Invest the time and energy in standardizing your organization’s processes, from lead generation to deal signing. Establish a clear and repeatable lead generation process, a system for effectively qualifying leads, and a well-defined pipeline engagement plan that each salesperson feels confident executing against.
A large portion of selling is done independently; while your team may collaborate often, ultimately deals are closed based on a one-to-one relationship between seller and customer. This can make it especially difficult to monitor productivity of sales organizations.
Unfortunately, this can result in sales leaders being unaware of excessive time spent in non-customer facing activities and lack of focus on key areas, resulting in lower revenue per salesperson and, subsequently, lower close rates across the board.
In addition to the competency models for each role in the sales organization (see Organization above), it is important that leaders are also directing the focus of teams on the highest-value activities. These activities should be data-driven targets, informed by customer research, selling time, and competitive intelligence. Ensure sales leaders have access to rich data and analytics to guide their goal setting. For instance, 3 of your 10 customer segments may be responsible for 50% of your revenue; therefore, teams should be prioritizing these segments rather than spreading focus equally across all of them.
Sales leaders set the tone for the entire sales team. They are responsible for setting goals, developing sellers, and driving the organization forward. When leadership is underdeveloped or disengaged, performance is too: you will see higher turnover, lower morale, increased costs, and a significant loss of revenue.
As with leaders in any area of an organization, it is critical that sales leadership are advocates for the company culture and values, using these as their “North Star” for leading the team. They should also routinely travel with salespeople in order to offer effective, timely coaching in order to develop their team while also providing valuable insights that direct their goal and priority setting. A manager’s priority should be managing, too much time spent on administrative tasks reduces effectiveness.
Sales leadership is also responsible for driving cross-company alignment. This means ensuring integration between marketing, inside sales, outside sales, and service. Be sure that interdepartmental collaboration is a key part of the sales leader’s operating rhythm to share insights and address gaps or breakdowns in existing processes.
Consistent revenue and margin growth is the biggest challenge senior executives face in today’s market. While one would instinctively say that high performance in sales is primarily about revenue, it is also about the strategies, methods, and business practices an organization commits to in pursuit of long-term customer and shareholder value. Building a high-performing sales organization is a systematic process.
Closing high-value deals with large, complex customers requires a consistent, scalable sales methodology and sound business processes. These customers require more critical thinking, more effort, more planning, and more preparation. While most sales professionals want to win this business, they often don’t know how to work through the myriad of issues involved with complex sales.

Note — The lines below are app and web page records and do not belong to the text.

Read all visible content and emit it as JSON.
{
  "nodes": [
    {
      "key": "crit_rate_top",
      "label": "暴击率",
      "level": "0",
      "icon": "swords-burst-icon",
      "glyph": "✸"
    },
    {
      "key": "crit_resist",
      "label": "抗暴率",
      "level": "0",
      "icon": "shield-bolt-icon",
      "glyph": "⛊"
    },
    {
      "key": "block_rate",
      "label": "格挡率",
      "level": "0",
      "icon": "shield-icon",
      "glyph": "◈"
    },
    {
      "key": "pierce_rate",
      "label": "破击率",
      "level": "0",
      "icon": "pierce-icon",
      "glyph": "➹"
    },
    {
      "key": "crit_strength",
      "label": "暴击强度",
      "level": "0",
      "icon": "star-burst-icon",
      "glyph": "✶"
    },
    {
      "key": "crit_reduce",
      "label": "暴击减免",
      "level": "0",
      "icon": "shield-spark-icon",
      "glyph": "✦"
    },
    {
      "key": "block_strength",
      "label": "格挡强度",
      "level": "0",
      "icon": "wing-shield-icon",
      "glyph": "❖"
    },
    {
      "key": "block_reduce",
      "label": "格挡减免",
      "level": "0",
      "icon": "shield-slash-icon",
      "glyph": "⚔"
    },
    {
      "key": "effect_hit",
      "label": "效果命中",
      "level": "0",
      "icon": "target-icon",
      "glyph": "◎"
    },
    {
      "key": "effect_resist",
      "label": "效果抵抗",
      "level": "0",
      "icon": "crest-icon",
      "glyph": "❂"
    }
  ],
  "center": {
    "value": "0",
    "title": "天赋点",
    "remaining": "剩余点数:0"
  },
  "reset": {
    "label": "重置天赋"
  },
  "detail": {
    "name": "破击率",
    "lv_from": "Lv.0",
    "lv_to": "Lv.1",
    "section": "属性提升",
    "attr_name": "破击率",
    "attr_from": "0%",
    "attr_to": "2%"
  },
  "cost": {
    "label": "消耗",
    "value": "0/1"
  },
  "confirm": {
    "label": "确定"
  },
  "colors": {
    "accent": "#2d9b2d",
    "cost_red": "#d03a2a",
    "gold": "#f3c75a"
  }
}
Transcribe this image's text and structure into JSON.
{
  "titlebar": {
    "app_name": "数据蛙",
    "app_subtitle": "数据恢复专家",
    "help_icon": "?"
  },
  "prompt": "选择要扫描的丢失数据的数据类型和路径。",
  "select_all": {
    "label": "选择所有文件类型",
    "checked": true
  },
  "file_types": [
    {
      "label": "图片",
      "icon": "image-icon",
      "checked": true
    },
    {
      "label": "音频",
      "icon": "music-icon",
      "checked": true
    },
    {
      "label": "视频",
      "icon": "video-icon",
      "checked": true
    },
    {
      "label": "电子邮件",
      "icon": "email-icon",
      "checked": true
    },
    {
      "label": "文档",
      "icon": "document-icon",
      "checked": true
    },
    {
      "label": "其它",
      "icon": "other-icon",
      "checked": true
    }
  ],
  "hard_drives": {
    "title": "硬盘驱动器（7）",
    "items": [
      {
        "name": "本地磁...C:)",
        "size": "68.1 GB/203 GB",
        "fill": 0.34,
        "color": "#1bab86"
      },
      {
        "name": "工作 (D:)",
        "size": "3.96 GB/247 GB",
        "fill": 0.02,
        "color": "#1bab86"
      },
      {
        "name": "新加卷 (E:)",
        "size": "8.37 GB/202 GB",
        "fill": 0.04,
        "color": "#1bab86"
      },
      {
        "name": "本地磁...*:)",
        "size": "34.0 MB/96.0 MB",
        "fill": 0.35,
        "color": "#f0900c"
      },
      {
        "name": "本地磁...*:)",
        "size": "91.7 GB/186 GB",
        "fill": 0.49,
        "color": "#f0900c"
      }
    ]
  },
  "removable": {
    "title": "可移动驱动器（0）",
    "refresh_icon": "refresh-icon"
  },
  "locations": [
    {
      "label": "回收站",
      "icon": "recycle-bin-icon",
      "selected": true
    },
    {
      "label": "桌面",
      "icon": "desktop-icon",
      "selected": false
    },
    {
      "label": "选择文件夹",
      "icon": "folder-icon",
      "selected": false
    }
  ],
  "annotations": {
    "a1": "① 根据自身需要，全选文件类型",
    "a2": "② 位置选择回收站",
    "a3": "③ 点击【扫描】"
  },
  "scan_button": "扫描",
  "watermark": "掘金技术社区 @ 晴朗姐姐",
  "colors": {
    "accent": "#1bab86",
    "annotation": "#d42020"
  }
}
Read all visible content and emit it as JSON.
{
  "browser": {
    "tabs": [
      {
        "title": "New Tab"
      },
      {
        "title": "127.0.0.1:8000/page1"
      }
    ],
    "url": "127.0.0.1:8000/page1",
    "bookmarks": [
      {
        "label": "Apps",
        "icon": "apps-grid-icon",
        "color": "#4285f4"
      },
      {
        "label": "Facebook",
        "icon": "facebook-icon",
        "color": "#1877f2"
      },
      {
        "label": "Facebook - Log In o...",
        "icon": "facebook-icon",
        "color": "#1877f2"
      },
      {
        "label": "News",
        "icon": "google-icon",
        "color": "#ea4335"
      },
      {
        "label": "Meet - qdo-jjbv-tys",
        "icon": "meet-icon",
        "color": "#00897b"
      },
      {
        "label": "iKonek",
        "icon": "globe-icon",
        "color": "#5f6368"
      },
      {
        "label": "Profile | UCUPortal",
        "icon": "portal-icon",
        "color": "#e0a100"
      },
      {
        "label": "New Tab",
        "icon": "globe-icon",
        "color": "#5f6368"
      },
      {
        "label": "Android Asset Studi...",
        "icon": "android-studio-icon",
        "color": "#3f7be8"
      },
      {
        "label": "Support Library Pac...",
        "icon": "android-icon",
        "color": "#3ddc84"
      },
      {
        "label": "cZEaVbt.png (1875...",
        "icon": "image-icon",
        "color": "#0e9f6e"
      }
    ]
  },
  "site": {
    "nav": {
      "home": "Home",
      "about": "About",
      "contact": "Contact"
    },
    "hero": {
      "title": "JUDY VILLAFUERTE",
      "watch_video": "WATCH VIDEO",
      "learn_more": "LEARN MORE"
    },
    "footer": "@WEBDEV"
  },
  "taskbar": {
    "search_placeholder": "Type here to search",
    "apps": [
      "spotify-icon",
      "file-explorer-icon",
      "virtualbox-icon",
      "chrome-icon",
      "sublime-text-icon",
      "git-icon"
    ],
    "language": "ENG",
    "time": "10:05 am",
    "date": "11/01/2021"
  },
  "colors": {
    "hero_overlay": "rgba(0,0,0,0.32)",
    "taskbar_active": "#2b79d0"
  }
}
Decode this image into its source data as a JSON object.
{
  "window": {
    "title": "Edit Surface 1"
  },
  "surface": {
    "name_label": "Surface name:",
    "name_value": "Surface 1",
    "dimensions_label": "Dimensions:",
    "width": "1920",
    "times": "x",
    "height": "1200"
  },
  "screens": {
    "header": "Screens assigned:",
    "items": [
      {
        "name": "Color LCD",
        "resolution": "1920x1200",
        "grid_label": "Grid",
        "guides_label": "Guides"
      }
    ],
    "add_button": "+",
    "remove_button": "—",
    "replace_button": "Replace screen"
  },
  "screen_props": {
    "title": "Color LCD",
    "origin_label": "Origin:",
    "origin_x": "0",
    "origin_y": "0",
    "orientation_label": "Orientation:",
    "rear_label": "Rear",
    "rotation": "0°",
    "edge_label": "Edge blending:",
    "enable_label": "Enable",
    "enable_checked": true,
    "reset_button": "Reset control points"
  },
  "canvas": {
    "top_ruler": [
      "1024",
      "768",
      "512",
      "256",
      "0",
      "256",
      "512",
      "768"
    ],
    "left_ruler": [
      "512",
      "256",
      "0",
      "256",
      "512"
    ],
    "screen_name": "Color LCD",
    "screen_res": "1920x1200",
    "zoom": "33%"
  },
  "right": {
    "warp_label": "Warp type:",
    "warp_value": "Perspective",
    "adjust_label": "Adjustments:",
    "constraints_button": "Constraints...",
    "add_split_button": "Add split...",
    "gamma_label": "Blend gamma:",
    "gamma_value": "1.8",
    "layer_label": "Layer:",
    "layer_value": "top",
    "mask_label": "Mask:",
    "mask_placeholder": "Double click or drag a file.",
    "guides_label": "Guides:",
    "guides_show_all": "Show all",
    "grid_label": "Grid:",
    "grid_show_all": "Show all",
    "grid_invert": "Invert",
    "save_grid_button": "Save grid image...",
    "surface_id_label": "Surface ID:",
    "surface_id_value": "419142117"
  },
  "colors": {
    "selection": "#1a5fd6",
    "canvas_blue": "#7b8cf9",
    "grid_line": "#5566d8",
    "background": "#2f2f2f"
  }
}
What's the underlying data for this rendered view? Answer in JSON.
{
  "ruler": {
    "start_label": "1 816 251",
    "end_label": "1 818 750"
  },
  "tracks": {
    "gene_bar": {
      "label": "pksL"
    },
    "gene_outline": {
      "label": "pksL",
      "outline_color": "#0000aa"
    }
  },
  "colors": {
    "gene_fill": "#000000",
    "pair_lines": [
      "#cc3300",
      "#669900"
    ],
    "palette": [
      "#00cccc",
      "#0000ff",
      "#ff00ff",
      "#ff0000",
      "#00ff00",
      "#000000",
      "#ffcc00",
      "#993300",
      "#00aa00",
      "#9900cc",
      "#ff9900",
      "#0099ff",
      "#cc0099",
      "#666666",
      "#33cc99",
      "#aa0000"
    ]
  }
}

By focusing on these 5 fundamentals, organizations can identify these issues and address them systematically in order to improve results throughout the pipeline.
Cosgrove Partners specializes in developing systemic approaches to improving sales effectiveness and sales performance for our clients. If you’d like to learn more about how we can help your team see improved results, schedule an advisory call today.